Haiti recovery plan needs strong support

Countries are being urged to support a nearly US$3 billion plan to help Haiti recover from Hurricane Matthew, the deadly storm which hit the island nation last October.

The appeal was made on Monday by the UN Secretary-General's Special Representative for Disaster Risk Reduction.

Robert Glasser said the hurricane "revealed disturbing truths" about the capacity of least-developed countries to adequately respond to climate change and weather-related disasters.

"While the government's civil protection system prevented many deaths," he said, "it is unacceptable that over 600 people should have died in a hurricane that was so well-forecast"

Hurricane Matthew also followed two years of drought, he added, as well as the devastating 2010 earthquake which killed more than 200,000 people.

Mr Glasser's comments came on the eve of a regional meeting on disaster-risk reduction which opens in Montreal, Canada, on Tuesday.

He called for strong support for the Haiti recovery plan devised by the government, the UN and partners, which seeks US$2.72 billion over a three-year period.

It focuses on the need to build back better, reduce future risk and improve early warning systems.

Japan contributes US$15 million to fight hunger in Syria

The government of Japan has donated more than US$15 million to the World Food Programme (WFP) to assist families affected by the crisis in Syria.

Almost six million people in the Middle Eastern country have been impacted by the conflict which is now approaching its sixth year.

Nicolas Oberlin, WFP Deputy Regional Director for the Middle East, North Africa, Central Asia and Eastern Europe said, "Thanks to this contribution, WFP will be able to continue supporting vulnerable Syrian families with food assistance and livelihood projects to help those in stabilized areas restore their ability to provide for themselves and their families."

WFP provides food rations to more than four million people in Syria alone, and also provides food vouchers and livelihood projects to another 1.5 million refugees and host communities in Jordan, Turkey, Iraq, Lebanon and Egypt.

Japan has contributed over US$88 million to WFP emergency response efforts within the region since the conflict began.

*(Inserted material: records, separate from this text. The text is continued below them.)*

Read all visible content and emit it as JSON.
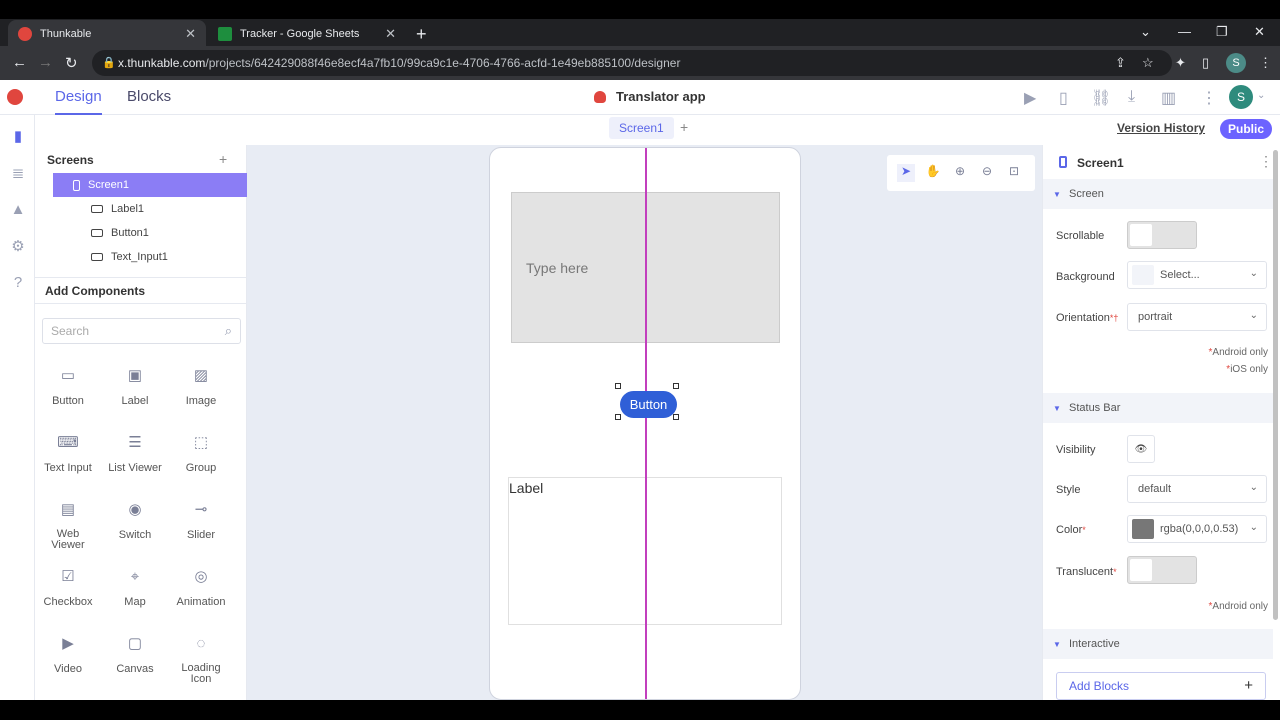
{
  "browser": {
    "tabs": [
      {
        "title": "Thunkable",
        "close": "✕",
        "favicon_color": "#e0463e",
        "active": true
      },
      {
        "title": "Tracker - Google Sheets",
        "close": "✕",
        "favicon_color": "#1e8e3e",
        "active": false
      }
    ],
    "url_host": "x.thunkable.com",
    "url_path": "/projects/642429088f46e8ecf4a7fb10/99ca9c1e-4706-4766-acfd-1e49eb885100/designer",
    "profile_initial": "S"
  },
  "header": {
    "modes": {
      "design": "Design",
      "blocks": "Blocks"
    },
    "app_title": "Translator app",
    "user_initial": "S"
  },
  "screenbar": {
    "screen_tab": "Screen1",
    "version_history": "Version History",
    "public": "Public"
  },
  "screens_panel": {
    "title": "Screens",
    "tree": [
      {
        "label": "Screen1",
        "selected": true
      },
      {
        "label": "Label1",
        "selected": false
      },
      {
        "label": "Button1",
        "selected": false
      },
      {
        "label": "Text_Input1",
        "selected": false
      }
    ]
  },
  "components_panel": {
    "title": "Add Components",
    "search_placeholder": "Search",
    "items": [
      {
        "label": "Button",
        "icon": "button-icon"
      },
      {
        "label": "Label",
        "icon": "label-icon"
      },
      {
        "label": "Image",
        "icon": "image-icon"
      },
      {
        "label": "Text Input",
        "icon": "text-input-icon"
      },
      {
        "label": "List Viewer",
        "icon": "list-icon"
      },
      {
        "label": "Group",
        "icon": "group-icon"
      },
      {
        "label": "Web Viewer",
        "icon": "web-viewer-icon"
      },
      {
        "label": "Switch",
        "icon": "switch-icon"
      },
      {
        "label": "Slider",
        "icon": "slider-icon"
      },
      {
        "label": "Checkbox",
        "icon": "checkbox-icon"
      },
      {
        "label": "Map",
        "icon": "map-icon"
      },
      {
        "label": "Animation",
        "icon": "animation-icon"
      },
      {
        "label": "Video",
        "icon": "video-icon"
      },
      {
        "label": "Canvas",
        "icon": "canvas-icon"
      },
      {
        "label": "Loading Icon",
        "icon": "loading-icon"
      }
    ]
  },
  "canvas": {
    "text_input_placeholder": "Type here",
    "button_text": "Button",
    "label_text": "Label"
  },
  "properties": {
    "title": "Screen1",
    "sections": {
      "screen": "Screen",
      "status_bar": "Status Bar",
      "interactive": "Interactive"
    },
    "scrollable": "Scrollable",
    "background": "Background",
    "background_value": "Select...",
    "orientation": "Orientation",
    "orientation_value": "portrait",
    "android_only": "Android only",
    "ios_only": "iOS only",
    "visibility": "Visibility",
    "style": "Style",
    "style_value": "default",
    "color": "Color",
    "color_value": "rgba(0,0,0,0.53)",
    "color_swatch": "#777777",
    "translucent": "Translucent",
    "android_only_2": "Android only",
    "add_blocks": "Add Blocks"
  },
  "colors": {
    "accent": "#5b67e8",
    "selected_tree": "#8b7df5",
    "button_blue": "#2f5fd7",
    "guide_magenta": "#c23fbd"
  }
}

EU supports WFP school meals project in Burundi

In more news from the World Food Programme (WFP):

A Euros 5 million contribution from the European Union (EU) will help WFP to feed 20,000 children, mothers and pregnant women in central Burundi.

The funding, which is just over $US5.2 million, will support the agency's Home Grown School Feeding project in Gitega province which combines education, promotion of agricultural production and prevention of malnutrition.

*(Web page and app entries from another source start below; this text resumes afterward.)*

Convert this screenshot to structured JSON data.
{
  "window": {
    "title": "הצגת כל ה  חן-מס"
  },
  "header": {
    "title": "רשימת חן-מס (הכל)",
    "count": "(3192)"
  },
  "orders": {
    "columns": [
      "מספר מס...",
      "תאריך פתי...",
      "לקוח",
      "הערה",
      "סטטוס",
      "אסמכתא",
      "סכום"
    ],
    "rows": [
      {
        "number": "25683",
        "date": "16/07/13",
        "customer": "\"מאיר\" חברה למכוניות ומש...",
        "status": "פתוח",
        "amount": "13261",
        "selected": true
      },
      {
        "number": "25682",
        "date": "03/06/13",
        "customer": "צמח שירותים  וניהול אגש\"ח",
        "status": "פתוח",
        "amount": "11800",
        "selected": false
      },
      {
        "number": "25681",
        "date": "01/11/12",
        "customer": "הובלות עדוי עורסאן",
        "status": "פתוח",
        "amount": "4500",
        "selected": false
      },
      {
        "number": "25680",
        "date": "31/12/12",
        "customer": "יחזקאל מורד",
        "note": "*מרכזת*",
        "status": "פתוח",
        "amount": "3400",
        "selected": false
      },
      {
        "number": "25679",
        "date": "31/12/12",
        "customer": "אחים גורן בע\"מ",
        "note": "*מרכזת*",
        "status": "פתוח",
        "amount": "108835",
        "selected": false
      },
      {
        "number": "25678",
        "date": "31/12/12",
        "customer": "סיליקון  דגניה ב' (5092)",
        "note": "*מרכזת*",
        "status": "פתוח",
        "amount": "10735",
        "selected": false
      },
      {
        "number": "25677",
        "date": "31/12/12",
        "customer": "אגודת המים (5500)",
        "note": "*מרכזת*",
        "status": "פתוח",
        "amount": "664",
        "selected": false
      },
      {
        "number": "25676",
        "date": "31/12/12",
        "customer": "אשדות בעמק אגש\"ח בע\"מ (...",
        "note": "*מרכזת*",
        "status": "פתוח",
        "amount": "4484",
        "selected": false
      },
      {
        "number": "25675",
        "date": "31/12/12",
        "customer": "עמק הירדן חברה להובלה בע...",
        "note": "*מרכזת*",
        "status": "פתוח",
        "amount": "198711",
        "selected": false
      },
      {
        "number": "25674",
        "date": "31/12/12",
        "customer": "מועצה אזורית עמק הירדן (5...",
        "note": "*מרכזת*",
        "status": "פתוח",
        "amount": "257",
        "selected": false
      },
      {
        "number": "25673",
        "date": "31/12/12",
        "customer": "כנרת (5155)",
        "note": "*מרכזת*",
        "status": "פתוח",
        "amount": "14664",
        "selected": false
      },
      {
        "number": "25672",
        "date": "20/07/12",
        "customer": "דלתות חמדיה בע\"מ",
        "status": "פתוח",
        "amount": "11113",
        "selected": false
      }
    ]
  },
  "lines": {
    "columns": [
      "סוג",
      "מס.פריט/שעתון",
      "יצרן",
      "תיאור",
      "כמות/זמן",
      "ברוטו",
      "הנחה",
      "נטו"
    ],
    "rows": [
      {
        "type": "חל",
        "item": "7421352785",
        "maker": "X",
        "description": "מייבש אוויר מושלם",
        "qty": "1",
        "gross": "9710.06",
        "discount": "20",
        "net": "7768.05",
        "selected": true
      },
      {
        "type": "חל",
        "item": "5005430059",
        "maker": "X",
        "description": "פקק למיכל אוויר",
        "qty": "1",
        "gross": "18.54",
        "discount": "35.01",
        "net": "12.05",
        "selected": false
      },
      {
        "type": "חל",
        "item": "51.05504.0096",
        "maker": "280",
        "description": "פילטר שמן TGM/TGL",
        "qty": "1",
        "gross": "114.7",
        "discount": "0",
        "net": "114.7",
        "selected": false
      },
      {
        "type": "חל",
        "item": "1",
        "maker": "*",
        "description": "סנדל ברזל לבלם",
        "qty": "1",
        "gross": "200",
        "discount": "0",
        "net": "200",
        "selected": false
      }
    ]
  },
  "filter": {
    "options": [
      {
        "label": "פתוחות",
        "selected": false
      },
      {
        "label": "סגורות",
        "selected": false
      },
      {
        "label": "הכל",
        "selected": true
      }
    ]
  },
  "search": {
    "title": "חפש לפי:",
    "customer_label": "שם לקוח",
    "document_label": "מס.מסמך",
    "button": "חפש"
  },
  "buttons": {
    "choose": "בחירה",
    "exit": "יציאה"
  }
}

WFP will use the money to purchase food commodities from local smallholders to provide hot school meals and fresh milk to school children.

The agency says the school feeding programme has proven effective in increasing attendance rates.

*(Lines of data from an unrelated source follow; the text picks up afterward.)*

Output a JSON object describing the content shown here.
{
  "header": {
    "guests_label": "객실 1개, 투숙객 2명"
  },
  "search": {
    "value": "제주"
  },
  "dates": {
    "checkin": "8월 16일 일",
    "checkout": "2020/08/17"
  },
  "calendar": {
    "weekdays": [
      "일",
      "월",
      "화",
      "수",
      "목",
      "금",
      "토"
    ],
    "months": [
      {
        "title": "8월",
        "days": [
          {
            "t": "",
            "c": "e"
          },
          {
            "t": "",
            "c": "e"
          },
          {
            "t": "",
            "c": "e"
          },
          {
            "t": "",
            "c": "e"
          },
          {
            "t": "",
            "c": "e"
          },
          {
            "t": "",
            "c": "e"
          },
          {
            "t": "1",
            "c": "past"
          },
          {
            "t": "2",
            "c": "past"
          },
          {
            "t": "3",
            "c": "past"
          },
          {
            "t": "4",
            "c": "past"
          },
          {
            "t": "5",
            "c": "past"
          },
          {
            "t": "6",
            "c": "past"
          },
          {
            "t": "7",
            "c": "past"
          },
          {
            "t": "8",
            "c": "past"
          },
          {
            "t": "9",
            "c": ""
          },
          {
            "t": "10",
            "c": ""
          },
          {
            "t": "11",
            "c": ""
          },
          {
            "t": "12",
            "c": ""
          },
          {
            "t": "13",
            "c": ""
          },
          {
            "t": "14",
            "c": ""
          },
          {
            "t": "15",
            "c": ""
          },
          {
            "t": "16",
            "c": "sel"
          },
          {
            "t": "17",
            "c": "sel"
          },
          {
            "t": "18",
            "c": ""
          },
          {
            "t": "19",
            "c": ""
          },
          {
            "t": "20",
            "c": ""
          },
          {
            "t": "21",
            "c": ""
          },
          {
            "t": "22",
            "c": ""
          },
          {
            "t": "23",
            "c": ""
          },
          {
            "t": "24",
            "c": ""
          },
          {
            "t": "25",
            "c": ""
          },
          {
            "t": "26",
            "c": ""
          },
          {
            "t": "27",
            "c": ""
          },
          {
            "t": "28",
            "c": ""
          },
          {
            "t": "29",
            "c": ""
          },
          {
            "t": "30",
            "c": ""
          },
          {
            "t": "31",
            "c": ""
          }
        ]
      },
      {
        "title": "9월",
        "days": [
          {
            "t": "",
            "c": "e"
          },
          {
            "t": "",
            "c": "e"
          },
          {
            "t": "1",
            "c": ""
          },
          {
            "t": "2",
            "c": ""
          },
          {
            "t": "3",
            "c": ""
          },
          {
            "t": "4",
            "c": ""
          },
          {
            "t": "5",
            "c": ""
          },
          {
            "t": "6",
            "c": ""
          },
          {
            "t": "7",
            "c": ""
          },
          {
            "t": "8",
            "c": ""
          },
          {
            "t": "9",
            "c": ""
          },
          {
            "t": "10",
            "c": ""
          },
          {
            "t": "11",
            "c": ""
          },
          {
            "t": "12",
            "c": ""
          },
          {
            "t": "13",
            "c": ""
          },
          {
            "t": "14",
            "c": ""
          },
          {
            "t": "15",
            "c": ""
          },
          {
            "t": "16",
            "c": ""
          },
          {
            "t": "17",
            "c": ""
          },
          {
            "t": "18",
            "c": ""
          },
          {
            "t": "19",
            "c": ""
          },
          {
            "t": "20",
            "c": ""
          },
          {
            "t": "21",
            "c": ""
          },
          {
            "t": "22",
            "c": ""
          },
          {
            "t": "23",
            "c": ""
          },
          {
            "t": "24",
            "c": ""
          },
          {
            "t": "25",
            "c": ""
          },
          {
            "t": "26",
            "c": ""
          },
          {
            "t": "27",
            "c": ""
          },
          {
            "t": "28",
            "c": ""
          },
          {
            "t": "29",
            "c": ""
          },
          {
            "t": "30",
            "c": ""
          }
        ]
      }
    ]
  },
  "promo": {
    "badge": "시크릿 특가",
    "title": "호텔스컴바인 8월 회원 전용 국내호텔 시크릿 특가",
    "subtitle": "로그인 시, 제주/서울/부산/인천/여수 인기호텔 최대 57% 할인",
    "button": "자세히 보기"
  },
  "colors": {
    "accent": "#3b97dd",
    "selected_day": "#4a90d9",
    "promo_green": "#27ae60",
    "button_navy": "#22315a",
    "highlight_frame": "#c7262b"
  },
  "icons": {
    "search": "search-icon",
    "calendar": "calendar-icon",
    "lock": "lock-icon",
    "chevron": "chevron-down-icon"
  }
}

It is also expected to bring back children who had quit school because they did not have food at home.

Source: United Nations Radio